Safaricom is working on the return of a zero-interest credit service for the purchase of goods that was last year blocked by the Central Bank of Kenya (CBK) hours before the launch.
Peter Ndegwa, the Safaricom chief executive, told the Business Daily the telco is making changes to the product dubbed ‘Faraja’ as was required by the CBK and that the product will “surely show up.”
The Faraja product is owned by EDOMx Ltd, a Kenya-based financial technology firm, which had listed Safaricom and Equity Bank as its partners.
“I am sure it will show up. We needed to change a few things. We will bring it back. It needs to be approved normally just in the same way CBK approves (other products). It is a use case that customers want. You will see it come back,” said Mr Ndegwa.
Faraja was to allow millions of Safaricom customers to shop for goods up to Sh100,000 and pay later, without interest, in a move that was going to disrupt the mobile loans market.
The product was set for launch on July 6 last year based on media invites and Safaricom had loaded the terms and conditions of the product but the CBK stopped the event.
It is not clear the changes the CBK wants Safaricom and its partner to make on the product that was promising normal M-Pesa transaction charges as the only cost at the point of sale and pay within 30 days.

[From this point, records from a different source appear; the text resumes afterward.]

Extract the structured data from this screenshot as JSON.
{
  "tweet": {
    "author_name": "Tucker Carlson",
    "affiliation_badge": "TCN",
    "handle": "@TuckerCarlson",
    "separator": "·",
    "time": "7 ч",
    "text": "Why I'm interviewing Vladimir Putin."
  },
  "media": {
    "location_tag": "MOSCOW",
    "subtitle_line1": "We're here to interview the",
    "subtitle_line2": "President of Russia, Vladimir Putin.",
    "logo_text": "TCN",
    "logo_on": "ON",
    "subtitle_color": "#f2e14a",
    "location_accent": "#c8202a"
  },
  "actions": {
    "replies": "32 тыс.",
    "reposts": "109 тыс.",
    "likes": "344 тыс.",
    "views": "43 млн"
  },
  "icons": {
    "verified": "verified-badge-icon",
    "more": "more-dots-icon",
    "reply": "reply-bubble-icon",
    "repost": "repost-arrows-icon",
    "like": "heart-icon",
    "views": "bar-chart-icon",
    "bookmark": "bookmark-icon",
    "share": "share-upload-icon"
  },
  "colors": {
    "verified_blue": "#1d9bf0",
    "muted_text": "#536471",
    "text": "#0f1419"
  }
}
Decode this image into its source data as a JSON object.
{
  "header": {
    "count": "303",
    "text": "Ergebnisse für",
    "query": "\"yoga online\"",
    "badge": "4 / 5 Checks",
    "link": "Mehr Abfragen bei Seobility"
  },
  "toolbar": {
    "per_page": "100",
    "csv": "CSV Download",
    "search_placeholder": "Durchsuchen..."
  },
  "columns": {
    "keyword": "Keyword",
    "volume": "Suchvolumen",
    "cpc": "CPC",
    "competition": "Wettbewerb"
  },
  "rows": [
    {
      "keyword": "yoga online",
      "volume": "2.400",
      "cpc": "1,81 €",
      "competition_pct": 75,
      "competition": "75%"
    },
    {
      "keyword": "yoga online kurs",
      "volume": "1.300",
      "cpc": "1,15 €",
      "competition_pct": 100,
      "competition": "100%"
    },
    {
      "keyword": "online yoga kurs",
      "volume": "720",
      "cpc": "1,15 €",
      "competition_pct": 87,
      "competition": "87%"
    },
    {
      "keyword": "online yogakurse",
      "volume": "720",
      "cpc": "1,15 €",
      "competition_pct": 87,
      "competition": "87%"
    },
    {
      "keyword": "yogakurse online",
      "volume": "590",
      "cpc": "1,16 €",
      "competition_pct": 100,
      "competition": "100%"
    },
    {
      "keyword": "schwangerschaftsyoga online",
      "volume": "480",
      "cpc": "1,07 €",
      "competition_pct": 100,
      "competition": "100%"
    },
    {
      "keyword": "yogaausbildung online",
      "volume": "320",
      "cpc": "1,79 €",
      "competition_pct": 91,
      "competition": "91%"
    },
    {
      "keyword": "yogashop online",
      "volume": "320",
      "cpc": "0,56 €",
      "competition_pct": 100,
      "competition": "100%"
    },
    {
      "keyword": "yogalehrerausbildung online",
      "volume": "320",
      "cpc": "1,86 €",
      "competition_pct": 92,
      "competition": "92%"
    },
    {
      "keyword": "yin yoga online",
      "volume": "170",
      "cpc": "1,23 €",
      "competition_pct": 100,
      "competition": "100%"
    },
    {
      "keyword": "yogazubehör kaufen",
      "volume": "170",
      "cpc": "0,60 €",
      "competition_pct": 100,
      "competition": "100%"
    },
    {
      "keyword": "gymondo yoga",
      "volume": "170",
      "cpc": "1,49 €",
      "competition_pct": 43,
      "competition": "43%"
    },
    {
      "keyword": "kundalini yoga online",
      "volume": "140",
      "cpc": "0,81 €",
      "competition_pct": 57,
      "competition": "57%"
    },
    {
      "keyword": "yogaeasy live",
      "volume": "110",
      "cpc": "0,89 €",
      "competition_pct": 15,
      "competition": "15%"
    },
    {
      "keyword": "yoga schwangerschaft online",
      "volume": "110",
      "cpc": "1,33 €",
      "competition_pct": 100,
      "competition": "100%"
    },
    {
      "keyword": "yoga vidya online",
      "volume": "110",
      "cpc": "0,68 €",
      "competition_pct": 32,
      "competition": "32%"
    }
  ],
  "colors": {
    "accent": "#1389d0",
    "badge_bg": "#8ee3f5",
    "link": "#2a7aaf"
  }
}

Before launching a product, the CBK demands that regulated firms provide features, terms of agreement for customers, fees charged and proof of measures to guard against risks.
Other conditions are the viability of the product, tax implications and evidence it will not contravene statutory or prudential requirements.

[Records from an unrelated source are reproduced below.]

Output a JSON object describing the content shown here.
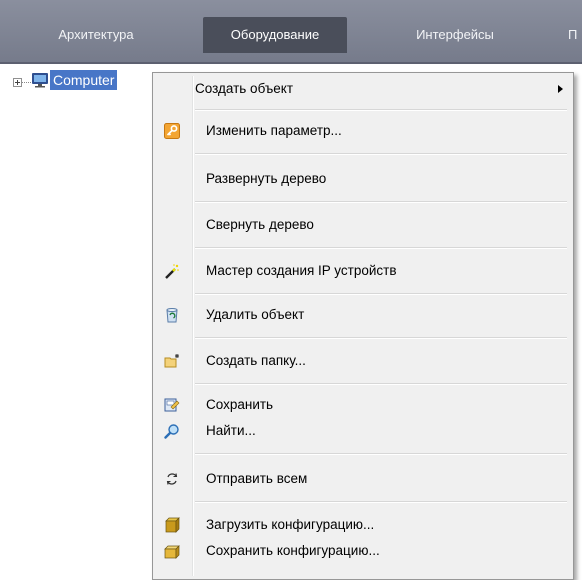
{
  "tabs": [
    {
      "label": "Архитектура",
      "active": false
    },
    {
      "label": "Оборудование",
      "active": true
    },
    {
      "label": "Интерфейсы",
      "active": false
    },
    {
      "label": "П",
      "active": false
    }
  ],
  "tree": {
    "root_label": "Computer",
    "root_icon": "computer-icon",
    "expander_icon": "plus-box-icon"
  },
  "menu": {
    "submenu_label": "Создать объект",
    "items": [
      {
        "label": "Изменить параметр...",
        "icon": "key-icon"
      },
      {
        "label": "Развернуть дерево",
        "icon": ""
      },
      {
        "label": "Свернуть дерево",
        "icon": ""
      },
      {
        "label": "Мастер создания IP устройств",
        "icon": "wand-icon"
      },
      {
        "label": "Удалить объект",
        "icon": "recycle-bin-icon"
      },
      {
        "label": "Создать папку...",
        "icon": "new-folder-icon"
      },
      {
        "label": "Сохранить",
        "icon": "save-icon"
      },
      {
        "label": "Найти...",
        "icon": "magnifier-icon"
      },
      {
        "label": "Отправить всем",
        "icon": "refresh-arrows-icon"
      },
      {
        "label": "Загрузить конфигурацию...",
        "icon": "load-config-box-icon"
      },
      {
        "label": "Сохранить конфигурацию...",
        "icon": "save-config-box-icon"
      }
    ]
  },
  "colors": {
    "tabbar": "#7f8494",
    "active_tab": "#4a4e5a",
    "selection": "#4876c7",
    "menu_bg": "#f0f0f0"
  }
}
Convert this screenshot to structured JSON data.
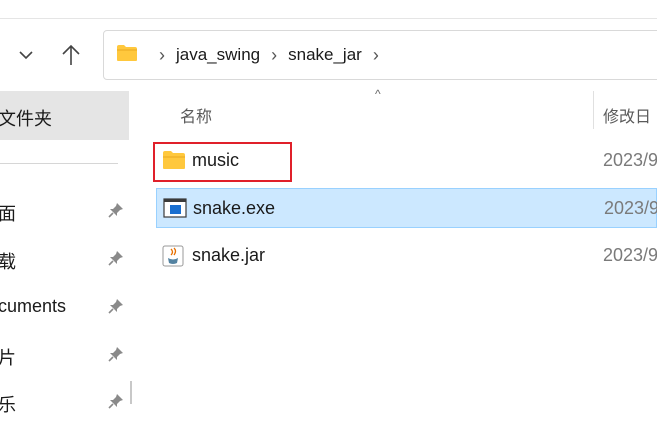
{
  "address_bar": {
    "crumbs": [
      "java_swing",
      "snake_jar"
    ]
  },
  "sidebar": {
    "selected": "文件夹",
    "items": [
      {
        "label": "面",
        "pinned": true
      },
      {
        "label": "载",
        "pinned": true
      },
      {
        "label": "cuments",
        "pinned": true
      },
      {
        "label": "片",
        "pinned": true
      },
      {
        "label": "乐",
        "pinned": true
      }
    ]
  },
  "columns": {
    "name": "名称",
    "modified": "修改日"
  },
  "files": [
    {
      "name": "music",
      "icon": "folder-icon",
      "modified": "2023/9"
    },
    {
      "name": "snake.exe",
      "icon": "exe-icon",
      "modified": "2023/9",
      "selected": true
    },
    {
      "name": "snake.jar",
      "icon": "java-jar-icon",
      "modified": "2023/9"
    }
  ],
  "colors": {
    "selection": "#cce8ff",
    "selection_border": "#99d1ff",
    "annotation": "#e0202a",
    "folder": "#ffc83d"
  }
}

The CBK further requires firms to disclose the complaints redress mechanisms, ensure confidentiality of consumer data and refrain from coercive selling and placing the customer under undue pressure.
Faraja is slightly similar to the ‘Lipa Later’ service in the market, only that, this time, shoppers will walk away with the goods from a list of selected merchants without being required to pay upfront in instalments.

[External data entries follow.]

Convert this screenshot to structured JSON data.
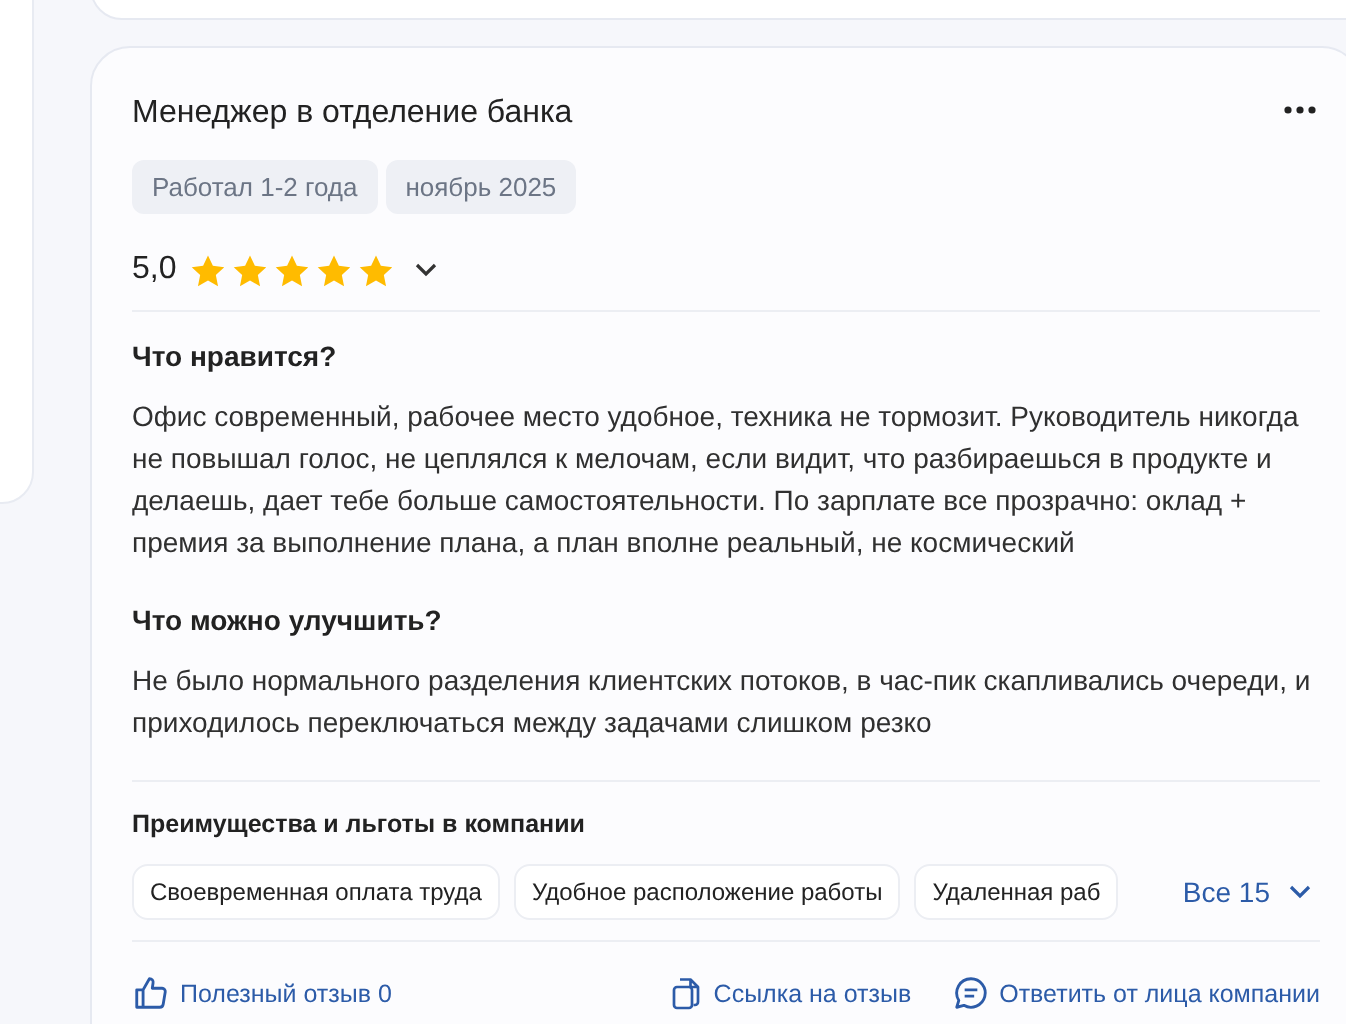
{
  "review": {
    "title": "Менеджер в отделение банка",
    "tags": [
      "Работал 1-2 года",
      "ноябрь 2025"
    ],
    "rating": "5,0",
    "stars": 5,
    "sections": [
      {
        "heading": "Что нравится?",
        "text": "Офис современный, рабочее место удобное, техника не тормозит. Руководитель никогда не повышал голос, не цеплялся к мелочам, если видит, что разбираешься в продукте и делаешь, дает тебе больше самостоятельности. По зарплате все прозрачно: оклад + премия за выполнение плана, а план вполне реальный, не космический"
      },
      {
        "heading": "Что можно улучшить?",
        "text": "Не было нормального разделения клиентских потоков, в час-пик скапливались очереди, и приходилось переключаться между задачами слишком резко"
      }
    ],
    "benefits": {
      "heading": "Преимущества и льготы в компании",
      "items": [
        "Своевременная оплата труда",
        "Удобное расположение работы",
        "Удаленная раб"
      ],
      "more": "Все 15"
    },
    "actions": [
      {
        "kind": "like",
        "label": "Полезный отзыв 0"
      },
      {
        "kind": "link",
        "label": "Ссылка на отзыв"
      },
      {
        "kind": "reply",
        "label": "Ответить от лица компании"
      }
    ]
  }
}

The product promises to be a game-changer in the mobile loans market and is set to undercut other credit products that charge interest, including Fuliza, KCB-M-Pesa, M-Shwari as well as digital credit providers such as Tala, Branch and Zenka.
Safaricom and Equity were looking at making money from Faraja on the surge in Lipa na M-Pesa transactions at select stores.
Dozens of outlets, including Naivas Supermarket, Goodlife Pharmacy and City Walk had signed up to be merchants.
Safaricom launched Lipa na M-Pesa in June 2013 and has aggressively recruited merchants across the country, including large and small businesses such as fuel stations, supermarkets, corner shops and eateries to use the product.
The platform, which enables merchants to transact using a till number through which customers pay, saw active merchants grow 23.1 percent to 606,662 in the year ended March 2023 from 492,772 a year earlier.
The value of transactions through Lipa na M-Pesa was Sh1.63 billion in the financial year under review. Safaricom was by 2021 earning Sh40 million per month in revenue from the product.
Lipa na M-Pesa charges range between Sh23 and Sh210, depending on the transaction amounts.
The telco that started M-Pesa in 2007 has been enriching the platform beyond sending and receiving money.
Other capabilities linked to M-Pesa include Fuliza, the overdraft facility that allows customers to complete transactions when they have insufficient funds in their mobile money wallet.
Safaricom early in the month rolled out Fuliza ya Biashara, a service that will allow business owners to access unsecured credit of between Sh1,000 and Sh400,000 by overdrawing on M-Pesa business tills to cover short-term cash flow shortfalls.